Give only the number of lines below that contain the word "settings".

**Exercise input**
[Start of section]

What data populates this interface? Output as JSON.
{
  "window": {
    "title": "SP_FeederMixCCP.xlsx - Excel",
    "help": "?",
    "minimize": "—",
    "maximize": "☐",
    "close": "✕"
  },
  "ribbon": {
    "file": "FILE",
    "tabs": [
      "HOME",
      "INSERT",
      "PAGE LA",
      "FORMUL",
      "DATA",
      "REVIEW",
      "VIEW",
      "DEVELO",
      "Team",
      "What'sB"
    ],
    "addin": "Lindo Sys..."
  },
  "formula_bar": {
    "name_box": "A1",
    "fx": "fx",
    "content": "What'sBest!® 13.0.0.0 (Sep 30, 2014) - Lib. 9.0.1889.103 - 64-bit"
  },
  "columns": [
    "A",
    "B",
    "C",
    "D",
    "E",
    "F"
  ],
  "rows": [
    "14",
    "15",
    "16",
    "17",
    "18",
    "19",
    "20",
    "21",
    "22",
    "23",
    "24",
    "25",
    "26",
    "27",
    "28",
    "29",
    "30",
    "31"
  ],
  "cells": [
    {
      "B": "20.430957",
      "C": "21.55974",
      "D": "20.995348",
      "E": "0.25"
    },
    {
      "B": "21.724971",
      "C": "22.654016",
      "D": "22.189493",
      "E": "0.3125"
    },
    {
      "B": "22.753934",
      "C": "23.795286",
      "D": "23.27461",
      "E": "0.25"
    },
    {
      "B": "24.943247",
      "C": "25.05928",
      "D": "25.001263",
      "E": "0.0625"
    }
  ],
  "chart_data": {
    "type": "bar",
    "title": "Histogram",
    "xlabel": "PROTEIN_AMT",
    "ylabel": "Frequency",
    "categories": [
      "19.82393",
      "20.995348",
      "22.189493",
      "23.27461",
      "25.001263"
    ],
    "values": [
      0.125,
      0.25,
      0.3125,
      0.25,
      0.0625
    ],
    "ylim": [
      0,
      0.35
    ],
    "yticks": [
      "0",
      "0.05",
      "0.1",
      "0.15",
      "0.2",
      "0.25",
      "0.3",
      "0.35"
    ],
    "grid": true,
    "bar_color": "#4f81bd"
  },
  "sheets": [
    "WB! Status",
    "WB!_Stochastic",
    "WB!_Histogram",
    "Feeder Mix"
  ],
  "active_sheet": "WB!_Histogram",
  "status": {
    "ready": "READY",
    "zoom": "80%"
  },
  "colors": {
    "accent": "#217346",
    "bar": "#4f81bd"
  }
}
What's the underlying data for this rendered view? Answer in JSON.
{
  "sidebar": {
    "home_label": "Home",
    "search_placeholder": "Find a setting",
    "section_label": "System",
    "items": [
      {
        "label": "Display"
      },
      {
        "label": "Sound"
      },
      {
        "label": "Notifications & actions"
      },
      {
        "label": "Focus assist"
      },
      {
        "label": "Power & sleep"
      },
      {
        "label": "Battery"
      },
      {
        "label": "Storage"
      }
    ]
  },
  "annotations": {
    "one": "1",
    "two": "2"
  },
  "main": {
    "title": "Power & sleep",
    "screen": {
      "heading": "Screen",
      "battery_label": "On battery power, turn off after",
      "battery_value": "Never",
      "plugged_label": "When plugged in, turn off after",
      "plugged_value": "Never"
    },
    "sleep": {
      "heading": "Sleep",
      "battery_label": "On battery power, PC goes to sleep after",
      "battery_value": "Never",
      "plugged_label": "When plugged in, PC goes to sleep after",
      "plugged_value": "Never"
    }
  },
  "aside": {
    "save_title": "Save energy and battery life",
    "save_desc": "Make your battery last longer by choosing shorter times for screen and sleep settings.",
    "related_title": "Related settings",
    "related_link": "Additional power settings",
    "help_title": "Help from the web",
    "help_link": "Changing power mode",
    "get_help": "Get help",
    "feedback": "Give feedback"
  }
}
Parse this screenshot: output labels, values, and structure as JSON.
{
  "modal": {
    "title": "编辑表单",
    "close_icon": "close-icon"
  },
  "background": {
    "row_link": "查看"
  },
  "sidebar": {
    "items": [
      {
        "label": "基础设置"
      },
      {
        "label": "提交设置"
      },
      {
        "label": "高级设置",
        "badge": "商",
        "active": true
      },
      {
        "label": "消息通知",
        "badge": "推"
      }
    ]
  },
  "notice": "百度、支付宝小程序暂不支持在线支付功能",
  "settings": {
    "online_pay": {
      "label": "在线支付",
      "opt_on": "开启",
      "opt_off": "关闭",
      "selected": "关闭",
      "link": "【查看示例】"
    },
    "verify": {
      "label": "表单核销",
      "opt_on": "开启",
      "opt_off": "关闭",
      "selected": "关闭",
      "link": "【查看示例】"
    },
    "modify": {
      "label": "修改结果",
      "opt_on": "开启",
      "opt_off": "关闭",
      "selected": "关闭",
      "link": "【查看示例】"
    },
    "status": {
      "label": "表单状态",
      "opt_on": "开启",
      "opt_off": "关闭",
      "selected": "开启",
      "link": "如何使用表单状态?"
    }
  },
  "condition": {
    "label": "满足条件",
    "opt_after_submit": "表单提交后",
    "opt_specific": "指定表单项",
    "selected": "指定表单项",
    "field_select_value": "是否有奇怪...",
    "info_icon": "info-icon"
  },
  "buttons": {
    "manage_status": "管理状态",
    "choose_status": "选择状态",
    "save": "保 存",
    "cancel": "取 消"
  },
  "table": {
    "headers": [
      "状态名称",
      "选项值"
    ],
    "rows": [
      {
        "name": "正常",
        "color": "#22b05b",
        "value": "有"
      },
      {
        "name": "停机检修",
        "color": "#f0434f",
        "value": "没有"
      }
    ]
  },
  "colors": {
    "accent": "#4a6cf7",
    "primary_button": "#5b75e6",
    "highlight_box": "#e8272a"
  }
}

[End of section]

**Exercise solution**
4